Richmond Division of Family Practice

A GP For Me

The Richmond Division has completed its A GP for Me implementation.  This ambitious project began with a comprehensive planning and assessment phase which ran from Summer 2014 - December 2014.  During this time, the Division was able to survey family physicians and community stakeholders (specialists, the health authority, community organizations, and patients) to better understand physician, patient and community needs relating to primary care.

The implementation phase ran from February 2015- September 2016.  During this period the Division initiated five interrelated strategies. They were:

  1. GP communications – The Division created learning modules to enhance the skills of GPs to communicate with patients effectively.  57 GPs attended one or more of the three distinct but related modules and Additionally, 25 MOAs attended a workshop designed to support the GP-patient relationship. - CME accreditation is still valid and the division is happy to share the modules with other divisions. Please contact, Richmond.


  2. Recruitment, Retention, Retirement – The Division welcomed 6 new community GPs during the implementation period, developed resources to support members to recruit locums or permanent GPs for their practice, encouraged GPs to contemplate future practice transitions to support smooth transfer of patient longitudinal care, and developed resources for GPs regarding recruitment and transition planning.


  3. Health Literacy Materials- The Division created health literacy materials to support patient education and knowledge of primary care. The Think Where for Care materials were shared with GPs, Richmond Hospital, Richmond libraries and community centres, and community organizations. Over 8200 resources (in English, Punjabi, Mandarin and Cantonese) were distributed.


  4. Matching Mechanism – The Division matched 142 patients though this initiative.  Unattached residents are referred by partner agencies and are matched with Richmond GPs accepting new patients. Additionally, we supported the attachment of 259 vulnerable individuals when their GPs retired and tracked the new patient attachment that occurs within GP practices.  In total, we recorded 4,187 newly attached patients during the implementation phase. 


  5. Neighbourhood Networks – Acknowledging that Richmond is comprised of many smaller, unique neighbourhoods, each with distinct socioeconomic, cultural, language and healthcare needs, the Richmond Division’s Neighborhood Networks strategy saw the creation of geographically clustered GPs. By supporting the independence and potential interdependence of neighbouring GPs, the Division began to trial a more systematic approach to coordinated multidisciplinary care, patient attachment, physician recruitment, peer support and practice coverage.  Many efforts leveraged the work undertaken in the other strategies.

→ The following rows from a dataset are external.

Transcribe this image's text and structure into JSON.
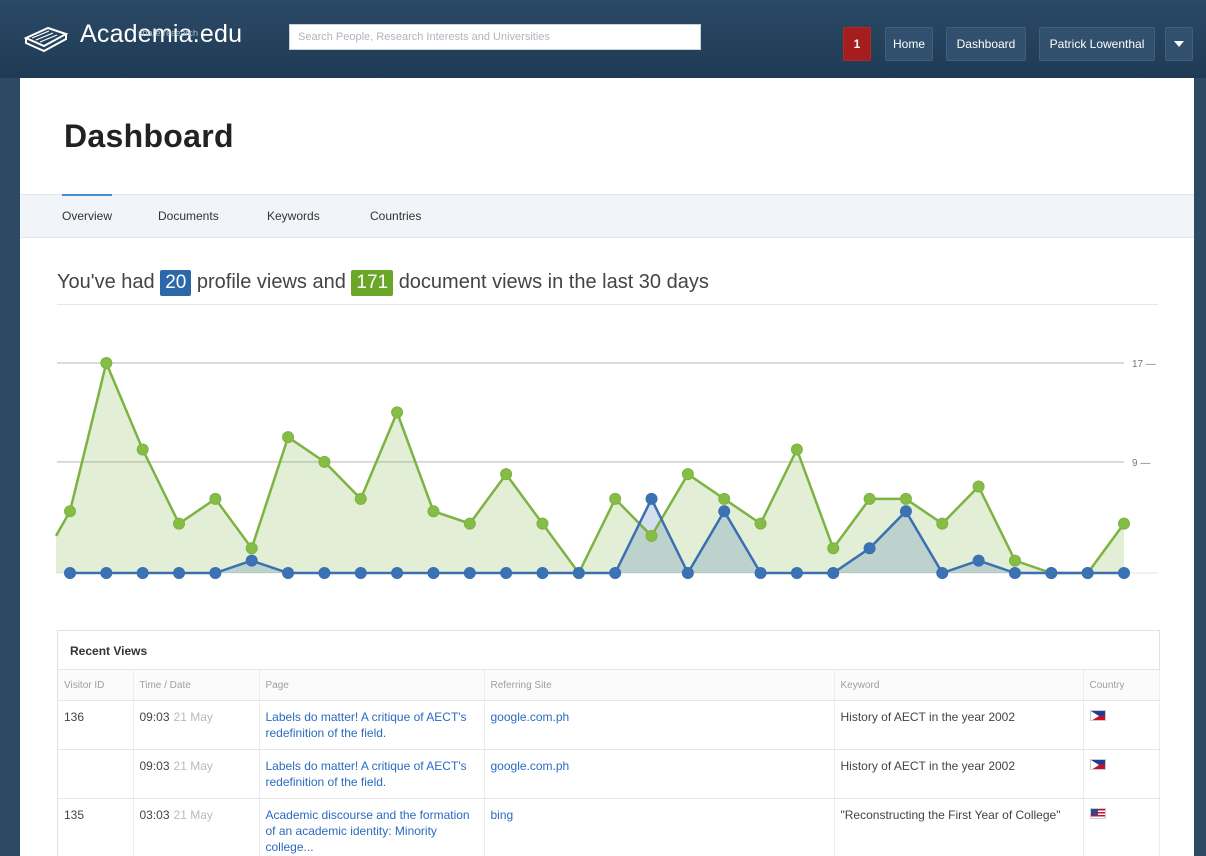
{
  "app": {
    "logo_text": "Academia.edu",
    "logo_tagline": "share research",
    "search_placeholder": "Search People, Research Interests and Universities"
  },
  "nav": {
    "notification_count": "1",
    "home": "Home",
    "dashboard": "Dashboard",
    "user": "Patrick Lowenthal"
  },
  "page": {
    "title": "Dashboard",
    "tabs": [
      "Overview",
      "Documents",
      "Keywords",
      "Countries"
    ],
    "active_tab": "Overview"
  },
  "summary": {
    "prefix": "You've had",
    "profile_views": "20",
    "middle": "profile views and",
    "document_views": "171",
    "suffix": "document views in the last 30 days"
  },
  "colors": {
    "profile_views": "#3a6fb0",
    "document_views": "#7cb342",
    "notification": "#a51d1d"
  },
  "chart_data": {
    "type": "area",
    "title": "",
    "xlabel": "",
    "ylabel": "",
    "ylim": [
      0,
      17
    ],
    "y_ticks": [
      9,
      17
    ],
    "grid": true,
    "series": [
      {
        "name": "document views",
        "values": [
          5,
          17,
          10,
          4,
          6,
          2,
          11,
          9,
          6,
          13,
          5,
          4,
          8,
          4,
          0,
          6,
          3,
          8,
          6,
          4,
          10,
          2,
          6,
          6,
          4,
          7,
          1,
          0,
          0,
          4
        ]
      },
      {
        "name": "profile views",
        "values": [
          0,
          0,
          0,
          0,
          0,
          1,
          0,
          0,
          0,
          0,
          0,
          0,
          0,
          0,
          0,
          0,
          6,
          0,
          5,
          0,
          0,
          0,
          2,
          5,
          0,
          1,
          0,
          0,
          0,
          0
        ]
      }
    ]
  },
  "recent_views": {
    "title": "Recent Views",
    "columns": [
      "Visitor ID",
      "Time / Date",
      "Page",
      "Referring Site",
      "Keyword",
      "Country"
    ],
    "rows": [
      {
        "visitor_id": "136",
        "time": "09:03",
        "date": "21 May",
        "page": "Labels do matter! A critique of AECT's redefinition of the field.",
        "referrer": "google.com.ph",
        "keyword": "History of AECT in the year 2002",
        "country_flag": "philippines-flag"
      },
      {
        "visitor_id": "",
        "time": "09:03",
        "date": "21 May",
        "page": "Labels do matter! A critique of AECT's redefinition of the field.",
        "referrer": "google.com.ph",
        "keyword": "History of AECT in the year 2002",
        "country_flag": "philippines-flag"
      },
      {
        "visitor_id": "135",
        "time": "03:03",
        "date": "21 May",
        "page": "Academic discourse and the formation of an academic identity: Minority college...",
        "referrer": "bing",
        "keyword": "\"Reconstructing the First Year of College\"",
        "country_flag": "usa-flag"
      }
    ]
  }
}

The Division wrote a series of papers that highlight our processes and learnings related to the Neighbourhood Network implementation period.  Papers for download can be found here.